In order to protect patients from the dangers of malpractice due to healthcare IT implementation, a new federal agency dedicated to the oversight of healthcare IT should be established, according to a study by the Institute of Medicine (IOM).
Industry responses to the IOM recommendations have been mixed. Support for a regulatory body primarily concerned with oversight and accountability of responsible use of medical informatics and other healthcare IT systems has been widely accepted. However, some medical experts wonder why the formation of such a committee has been left until after billions of dollars have been spent on implementing clinical informatics networks.
“It is not surprising that such events are now being discovered in health IT. What is surprising is that those creating and promoting these large systems have neither anticipated them or look for them,” said Dr. Richard Cook, associate professor at the University of Chicago’s department of anesthesia and critical care, as quoted by Information Week. “Development of [healthcare IT] is marked by an optimism about the effects of IT that are unwarranted and naive, and the willingness to embrace this optimism, to the extent that making large-scale investments in these systems and only later asking what their impact might be on patient safety, borders on recklessness.”
One of the key findings of the IOM study was that Department of Health and Human Services (HHS) Secretary Kathleen Sibelius should publish an action plan within the next 12 months, outlining how the HHS should work with healthcare providers and federal agencies to assess the impact of healthcare IT on patient safety.

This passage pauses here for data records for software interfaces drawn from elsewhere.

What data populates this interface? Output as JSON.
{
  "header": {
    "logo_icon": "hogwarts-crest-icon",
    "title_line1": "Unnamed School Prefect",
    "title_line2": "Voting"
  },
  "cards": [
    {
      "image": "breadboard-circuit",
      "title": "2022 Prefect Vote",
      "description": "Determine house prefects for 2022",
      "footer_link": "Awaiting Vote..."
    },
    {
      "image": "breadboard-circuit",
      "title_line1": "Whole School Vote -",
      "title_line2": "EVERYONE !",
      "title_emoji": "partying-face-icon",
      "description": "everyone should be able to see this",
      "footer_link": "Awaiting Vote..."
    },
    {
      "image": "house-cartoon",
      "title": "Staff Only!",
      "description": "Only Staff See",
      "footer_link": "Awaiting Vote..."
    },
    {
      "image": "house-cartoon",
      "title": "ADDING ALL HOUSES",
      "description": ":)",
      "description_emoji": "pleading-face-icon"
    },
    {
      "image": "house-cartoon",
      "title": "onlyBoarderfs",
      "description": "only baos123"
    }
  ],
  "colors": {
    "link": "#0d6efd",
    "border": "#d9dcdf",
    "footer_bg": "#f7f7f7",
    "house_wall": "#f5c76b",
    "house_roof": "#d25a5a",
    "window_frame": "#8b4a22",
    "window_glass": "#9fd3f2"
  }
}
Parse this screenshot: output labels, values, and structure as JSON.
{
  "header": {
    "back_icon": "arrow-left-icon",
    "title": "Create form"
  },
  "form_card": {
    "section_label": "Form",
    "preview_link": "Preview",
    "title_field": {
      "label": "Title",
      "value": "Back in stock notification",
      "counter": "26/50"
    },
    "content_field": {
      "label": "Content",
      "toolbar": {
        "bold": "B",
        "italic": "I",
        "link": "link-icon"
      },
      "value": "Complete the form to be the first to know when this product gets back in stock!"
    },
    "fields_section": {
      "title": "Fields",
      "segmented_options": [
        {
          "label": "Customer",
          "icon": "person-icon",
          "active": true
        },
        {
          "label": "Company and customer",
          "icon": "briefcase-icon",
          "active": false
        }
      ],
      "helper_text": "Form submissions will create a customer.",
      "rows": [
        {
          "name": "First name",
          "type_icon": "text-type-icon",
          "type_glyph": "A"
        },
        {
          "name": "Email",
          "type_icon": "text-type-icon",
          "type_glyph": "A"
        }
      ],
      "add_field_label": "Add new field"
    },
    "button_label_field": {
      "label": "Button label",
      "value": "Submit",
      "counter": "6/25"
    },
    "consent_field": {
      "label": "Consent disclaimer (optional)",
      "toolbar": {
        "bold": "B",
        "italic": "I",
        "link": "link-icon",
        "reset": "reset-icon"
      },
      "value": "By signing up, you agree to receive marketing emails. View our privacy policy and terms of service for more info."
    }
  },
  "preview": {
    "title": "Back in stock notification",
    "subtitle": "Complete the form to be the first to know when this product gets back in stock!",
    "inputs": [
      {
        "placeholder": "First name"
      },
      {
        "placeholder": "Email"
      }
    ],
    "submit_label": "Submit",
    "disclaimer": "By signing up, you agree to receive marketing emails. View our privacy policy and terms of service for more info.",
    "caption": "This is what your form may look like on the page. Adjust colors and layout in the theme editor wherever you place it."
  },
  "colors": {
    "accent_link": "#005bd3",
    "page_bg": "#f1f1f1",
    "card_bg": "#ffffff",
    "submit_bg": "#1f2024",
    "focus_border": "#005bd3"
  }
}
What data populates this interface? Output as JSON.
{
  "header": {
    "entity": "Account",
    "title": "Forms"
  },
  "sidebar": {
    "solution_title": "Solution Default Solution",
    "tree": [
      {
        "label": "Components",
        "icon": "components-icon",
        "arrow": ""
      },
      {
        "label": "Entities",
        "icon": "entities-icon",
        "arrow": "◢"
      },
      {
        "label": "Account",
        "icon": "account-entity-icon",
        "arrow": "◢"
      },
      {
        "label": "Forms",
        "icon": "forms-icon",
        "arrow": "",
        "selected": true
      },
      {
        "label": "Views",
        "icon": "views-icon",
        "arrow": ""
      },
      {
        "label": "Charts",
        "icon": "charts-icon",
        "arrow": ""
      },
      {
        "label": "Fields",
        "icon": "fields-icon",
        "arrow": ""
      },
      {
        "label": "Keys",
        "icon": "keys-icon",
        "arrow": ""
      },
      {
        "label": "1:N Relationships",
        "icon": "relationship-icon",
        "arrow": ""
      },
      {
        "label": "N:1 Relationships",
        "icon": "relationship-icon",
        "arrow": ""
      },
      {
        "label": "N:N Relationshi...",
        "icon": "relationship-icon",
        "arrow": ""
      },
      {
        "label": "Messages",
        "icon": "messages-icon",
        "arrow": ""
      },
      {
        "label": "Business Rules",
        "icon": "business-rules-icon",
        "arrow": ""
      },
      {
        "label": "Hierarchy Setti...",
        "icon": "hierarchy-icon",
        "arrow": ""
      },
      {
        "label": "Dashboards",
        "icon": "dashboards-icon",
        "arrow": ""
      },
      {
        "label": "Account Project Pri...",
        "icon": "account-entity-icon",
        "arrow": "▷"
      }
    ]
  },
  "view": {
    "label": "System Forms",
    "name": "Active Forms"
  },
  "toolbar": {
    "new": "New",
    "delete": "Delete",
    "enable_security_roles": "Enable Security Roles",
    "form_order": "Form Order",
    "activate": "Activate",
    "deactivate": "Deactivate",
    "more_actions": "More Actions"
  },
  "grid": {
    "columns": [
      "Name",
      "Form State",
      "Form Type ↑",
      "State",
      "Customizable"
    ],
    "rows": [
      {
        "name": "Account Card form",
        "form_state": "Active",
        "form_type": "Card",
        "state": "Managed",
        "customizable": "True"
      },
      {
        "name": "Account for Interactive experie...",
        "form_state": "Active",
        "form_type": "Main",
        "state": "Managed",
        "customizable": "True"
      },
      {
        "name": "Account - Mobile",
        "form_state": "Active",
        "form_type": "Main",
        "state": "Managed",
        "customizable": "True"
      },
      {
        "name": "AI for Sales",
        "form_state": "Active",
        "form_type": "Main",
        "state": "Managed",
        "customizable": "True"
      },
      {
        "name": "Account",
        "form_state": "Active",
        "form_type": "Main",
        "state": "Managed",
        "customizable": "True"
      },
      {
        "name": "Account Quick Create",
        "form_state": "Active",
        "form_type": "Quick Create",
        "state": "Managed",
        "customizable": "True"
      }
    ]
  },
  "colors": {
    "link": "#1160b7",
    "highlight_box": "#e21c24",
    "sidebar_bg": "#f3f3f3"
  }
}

Recommendations of the IOM report included the formation of a dedicated federal entity to the investigation of patient deaths, serious injuries and the potential for unsafe conditions as a result of healthcare IT implementation; ensuring the free flow of information between clinical informatics vendors, hospitals and government agencies; and the formation of a new healthcare IT safety council that would serve to assess the criteria by which safety concerns would be evaluated.